Honble Sir
Your most obedt Huml Servt
Patrick Fea   Thurso 30th March 1746

P.S. Since writing Mr Sinclair it seems has declin'd goeing to Orkney for wch reason I have forwarded this by your boatsman that came here wt A.Finley. The news here yt you may rely upon is that Lord George Murray wt 4,000 of ye Clans have taken in Atholl 800 of ye Dukes men (i.e. The Duke of Cumberland's men) yt were sent to that Country in order to destroy these Gentleman's Estate yt were wt ye Prince. All ye Prisonsers were sent to Inverness and Fort Augustus Munday last; Fort William is now in Possession of Lockhaill, on Col _ Glasgoe, a French Offr, wt 200 of ye Princes men went to Keith ye 20th Instant and their surprised 120 of ye reed coats yt were sent in order to discover ye Disposition of Princes Army, 30 of ym were killed upon the place & 90 taken Prisoners, one half whereof were horsemen. Not one man made their eschape, and by this time its thought Lord George will be up wt ye Hessians who are still att Perth. The Duke (of Cumberland) still lyes att Aberdain. Teusday last the Hazard sloop was put onshoar in Strathnaver by a man of war. Its said that there was onboard of her 120 men, 20 Officers included, 14,000 pounds in money wt a good quantity of arms and amunition & all Seiz'd by the Lord Reays men, 7 of the Officers killed & wt many wounded. But at Barraasdeal (i.e. Coll Macdonald of Barisdale) is sent to that Country wt 600 men its expected he will even wt his Lordship ere this time.
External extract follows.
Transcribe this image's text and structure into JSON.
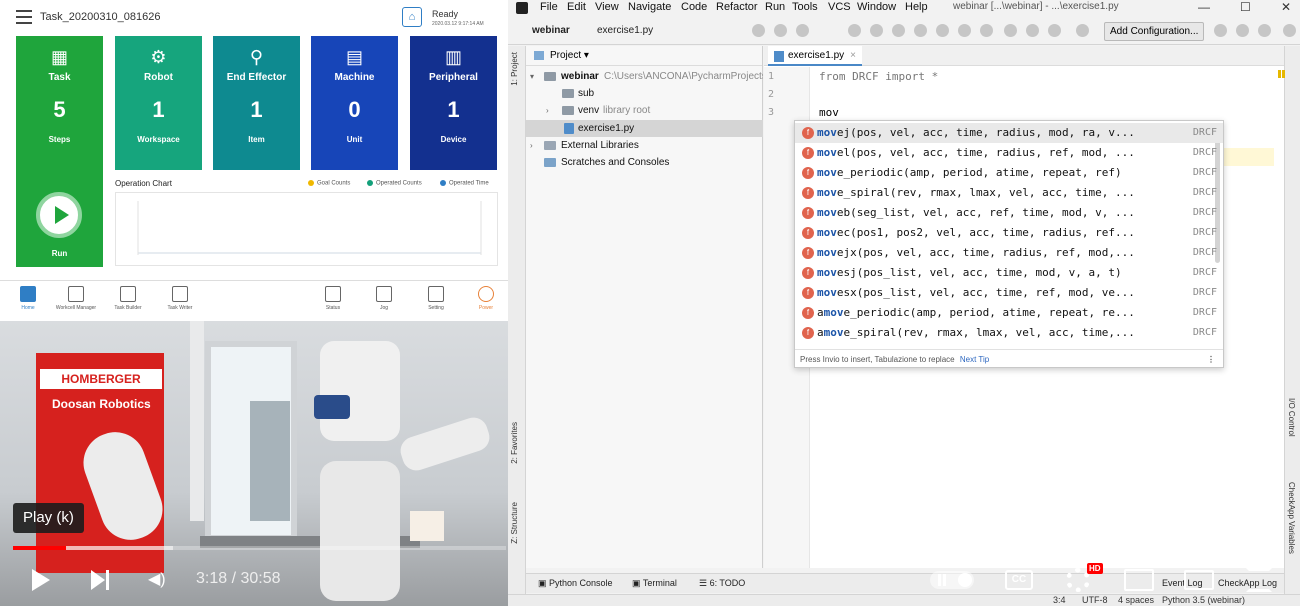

I beg youll send an express wt ye inclose to Claistran."

Royal Archives, Windsor, Cumberland Papers, Box 13/315
From "Orkney Feuds and the '45" (1980), R P Fereday, p 71-72